It can be easy to let the cost of projects get away from us when we want to make something particularly wonderful for someone dear to us. Most of us have to work within a budget. Most of us also make gifts for multiple people. Even if you are not a “planner”, it’s good to be methodical about all the bits and pieces that you’ll have to buy, with money, for the projects you plan to make. And you know as well as I do, that those materials can really add up. Most crafters of all shape and size have a stash of supplies for their favourite making discipline. If money is tight, dig into that stash and see what you can use.

Focus on the Materials:

You can focus on the yarn or other materials and choose something absolutely scrumptious. There are so many gorgeous yarns (fabrics etc.) out there. Make the project a showcase for the materials by keeping your pattern selection simple. Put a little more resources into the purchase of the yarn or fabric and less into the work of the project. You might use silk embroidery thread instead of cotton. Of course there is a caveat with this. If it requires special care, you want to be sure that the recipient will apply that special care and not throw it in the washer and dryer with their jeans or towels… SHUDDER! If you think they will treat it right, but just need to know how to look after it, you could always include a travel size bottle of a “Delicates No-rinse Wash” like Eucalan with their gift. Pop in a card with the url to a demo of the product and brief, hand written care instructions.

Focus on an Artful Pattern:

There are many knitting and crochet designs that feature beautiful patterned stitches. There are sewing patterns that are true and complex works of art. When you choose one of these patterns, it’s best to back off with the materials and keep them simple. You don’t want to set up a competition between the yarn or fabric and the intricate pattern you create with it. This sort of design takes more focus to make. The more focus you need, the more time you need to allow. You may not be able to do a lot in a sitting. And you really don’t want to leave a project like this to the last minute. In my experience, that’s when you make silly mistakes that sit there like neon signs, screaming to be picked out and rebuilt.

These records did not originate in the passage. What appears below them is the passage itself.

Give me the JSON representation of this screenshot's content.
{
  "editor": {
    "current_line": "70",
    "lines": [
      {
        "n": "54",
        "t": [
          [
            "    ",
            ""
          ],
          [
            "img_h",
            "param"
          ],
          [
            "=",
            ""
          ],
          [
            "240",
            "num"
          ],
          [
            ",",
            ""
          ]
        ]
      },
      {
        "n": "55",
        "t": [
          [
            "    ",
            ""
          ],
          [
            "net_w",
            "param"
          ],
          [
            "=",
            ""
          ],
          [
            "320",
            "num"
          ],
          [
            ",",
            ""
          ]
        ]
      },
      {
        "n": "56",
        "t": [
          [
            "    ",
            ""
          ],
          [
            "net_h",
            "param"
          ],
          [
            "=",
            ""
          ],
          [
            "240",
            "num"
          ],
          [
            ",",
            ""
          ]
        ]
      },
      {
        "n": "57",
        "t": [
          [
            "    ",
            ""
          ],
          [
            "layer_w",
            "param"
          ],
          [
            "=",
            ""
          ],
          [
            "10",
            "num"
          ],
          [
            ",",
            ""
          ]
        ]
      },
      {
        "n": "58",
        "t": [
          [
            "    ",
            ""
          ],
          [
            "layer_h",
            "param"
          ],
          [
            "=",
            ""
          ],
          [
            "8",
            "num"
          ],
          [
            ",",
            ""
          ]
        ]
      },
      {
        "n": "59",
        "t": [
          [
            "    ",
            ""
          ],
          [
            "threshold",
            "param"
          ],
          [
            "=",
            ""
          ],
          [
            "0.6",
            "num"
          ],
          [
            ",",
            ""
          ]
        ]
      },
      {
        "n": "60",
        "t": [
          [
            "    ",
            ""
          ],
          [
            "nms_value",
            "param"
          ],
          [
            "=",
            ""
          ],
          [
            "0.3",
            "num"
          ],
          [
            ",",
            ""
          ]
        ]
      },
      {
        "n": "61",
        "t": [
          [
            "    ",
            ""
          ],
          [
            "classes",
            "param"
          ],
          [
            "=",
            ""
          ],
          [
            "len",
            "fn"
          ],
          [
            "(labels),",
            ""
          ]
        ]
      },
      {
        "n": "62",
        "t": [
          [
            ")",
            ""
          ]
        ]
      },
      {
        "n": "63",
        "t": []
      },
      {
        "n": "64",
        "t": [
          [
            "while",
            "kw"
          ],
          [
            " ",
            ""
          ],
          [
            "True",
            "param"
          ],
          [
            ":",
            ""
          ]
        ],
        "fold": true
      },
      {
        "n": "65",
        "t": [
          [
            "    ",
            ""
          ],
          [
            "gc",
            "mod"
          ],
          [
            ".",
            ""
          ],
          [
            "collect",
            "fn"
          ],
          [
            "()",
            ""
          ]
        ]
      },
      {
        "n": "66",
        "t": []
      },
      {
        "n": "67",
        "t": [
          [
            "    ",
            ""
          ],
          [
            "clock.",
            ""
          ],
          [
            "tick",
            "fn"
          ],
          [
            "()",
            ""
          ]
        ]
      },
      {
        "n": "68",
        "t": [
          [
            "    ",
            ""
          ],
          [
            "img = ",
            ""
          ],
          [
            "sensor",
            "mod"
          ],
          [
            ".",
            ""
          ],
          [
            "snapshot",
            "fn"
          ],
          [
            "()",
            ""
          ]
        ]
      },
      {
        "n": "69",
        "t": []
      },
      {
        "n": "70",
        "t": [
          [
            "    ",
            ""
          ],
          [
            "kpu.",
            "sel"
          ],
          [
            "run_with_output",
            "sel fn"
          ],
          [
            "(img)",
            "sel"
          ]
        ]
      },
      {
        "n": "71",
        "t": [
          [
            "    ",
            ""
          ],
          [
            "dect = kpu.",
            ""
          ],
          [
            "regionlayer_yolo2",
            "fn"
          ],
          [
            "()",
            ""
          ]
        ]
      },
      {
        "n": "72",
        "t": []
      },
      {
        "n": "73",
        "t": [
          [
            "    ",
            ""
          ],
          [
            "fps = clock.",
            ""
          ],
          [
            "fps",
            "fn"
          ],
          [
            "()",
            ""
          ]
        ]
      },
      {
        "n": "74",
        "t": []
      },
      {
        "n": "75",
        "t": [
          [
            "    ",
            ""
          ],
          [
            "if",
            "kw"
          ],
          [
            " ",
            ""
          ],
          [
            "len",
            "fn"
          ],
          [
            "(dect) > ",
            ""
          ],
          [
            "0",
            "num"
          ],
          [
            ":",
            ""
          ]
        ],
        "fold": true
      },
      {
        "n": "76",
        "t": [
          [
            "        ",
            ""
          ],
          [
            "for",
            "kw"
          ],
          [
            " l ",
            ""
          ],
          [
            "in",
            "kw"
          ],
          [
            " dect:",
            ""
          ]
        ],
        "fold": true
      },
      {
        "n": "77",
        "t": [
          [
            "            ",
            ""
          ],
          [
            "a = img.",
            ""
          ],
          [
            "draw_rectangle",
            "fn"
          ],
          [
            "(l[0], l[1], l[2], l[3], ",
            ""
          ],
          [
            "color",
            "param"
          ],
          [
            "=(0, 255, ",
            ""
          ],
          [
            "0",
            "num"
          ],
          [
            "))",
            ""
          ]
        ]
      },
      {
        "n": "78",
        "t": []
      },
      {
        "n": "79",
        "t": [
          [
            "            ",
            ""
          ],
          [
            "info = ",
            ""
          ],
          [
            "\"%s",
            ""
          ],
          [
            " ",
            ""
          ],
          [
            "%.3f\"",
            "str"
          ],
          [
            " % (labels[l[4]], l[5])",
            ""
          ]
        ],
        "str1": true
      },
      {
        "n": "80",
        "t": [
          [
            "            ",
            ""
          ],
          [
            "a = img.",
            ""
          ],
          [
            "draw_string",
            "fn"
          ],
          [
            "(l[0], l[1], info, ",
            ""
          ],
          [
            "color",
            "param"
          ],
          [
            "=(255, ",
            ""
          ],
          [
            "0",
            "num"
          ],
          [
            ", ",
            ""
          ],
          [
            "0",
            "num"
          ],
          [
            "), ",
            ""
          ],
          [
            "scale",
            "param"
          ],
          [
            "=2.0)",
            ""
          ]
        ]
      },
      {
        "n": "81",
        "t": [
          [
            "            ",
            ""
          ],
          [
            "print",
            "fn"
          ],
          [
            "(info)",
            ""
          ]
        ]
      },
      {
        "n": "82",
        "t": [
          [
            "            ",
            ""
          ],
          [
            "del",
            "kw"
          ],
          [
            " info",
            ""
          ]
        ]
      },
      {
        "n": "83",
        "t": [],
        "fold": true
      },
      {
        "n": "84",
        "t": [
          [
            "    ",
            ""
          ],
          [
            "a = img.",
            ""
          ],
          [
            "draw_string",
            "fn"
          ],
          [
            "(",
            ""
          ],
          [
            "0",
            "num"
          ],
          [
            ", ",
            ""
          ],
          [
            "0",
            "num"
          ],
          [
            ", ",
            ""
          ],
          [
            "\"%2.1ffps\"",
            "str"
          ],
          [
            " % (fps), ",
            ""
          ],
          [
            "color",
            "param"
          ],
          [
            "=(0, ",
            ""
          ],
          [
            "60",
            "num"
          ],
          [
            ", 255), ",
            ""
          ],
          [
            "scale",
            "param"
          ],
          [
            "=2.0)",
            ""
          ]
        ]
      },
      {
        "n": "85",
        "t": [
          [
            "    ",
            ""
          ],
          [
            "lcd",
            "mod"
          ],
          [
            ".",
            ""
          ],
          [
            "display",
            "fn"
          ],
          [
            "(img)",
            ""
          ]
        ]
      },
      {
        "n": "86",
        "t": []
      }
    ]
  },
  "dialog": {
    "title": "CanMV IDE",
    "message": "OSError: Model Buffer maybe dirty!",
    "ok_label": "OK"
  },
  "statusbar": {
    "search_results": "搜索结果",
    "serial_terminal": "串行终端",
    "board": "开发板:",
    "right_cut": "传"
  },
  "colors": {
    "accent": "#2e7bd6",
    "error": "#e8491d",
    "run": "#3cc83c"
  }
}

Focus on the Practical:

There are many practical items that you can make as gifts. The nice thing about practical hand-made gifts is that you can be pretty certain that they are going to get some use. My family members love to receive hand-knit socks, for instance.

Focus on the Special:

You know that person who really likes things to be fancy? This is when you pull out those projects that you couldn’t resist pinning. Beaded projects, projects with felted accents or embroidered touches, personalized projects… add that little something extra that says “Oh yeah!”

Keep a record:

It’s easy to forget what you did for whom and when. I encourage you to keep a notebook. I love those small binders that hold paper that is basically a letter sized sheet cut in half. You can either buy the pages punched and ready to go or you can take normal paper and cut it in half and hole punch it. You can create sections; you can move the pages around. This is great for organizing what you have made for people. I tried keeping track on my phone; it was too frustrating. Between phones that die, upgrades and apps that don’t allow you to effectively back up your data when you do get a new phone… ugh! Well, “old school” works. It doesn’t have to be fancy. You can staple the label from the yarn or a snip of the fabric onto the page, write down the name of the pattern and whether you modified it at all. If you ran into any trouble with the pattern, you could make a note of what it was and how you resolved it as well. You don’t have to worry about running out of pages, because it’s a binder! The main thing is that you want to jot down just enough so that you don’t accidentally make them the same thing twice… or for that matter so that if someone else sees it and wants one, that you can remember what you did.

And there you go. However you choose to focus on the gift projects you have on your making list, I hope you have fun with them.

Happy Making!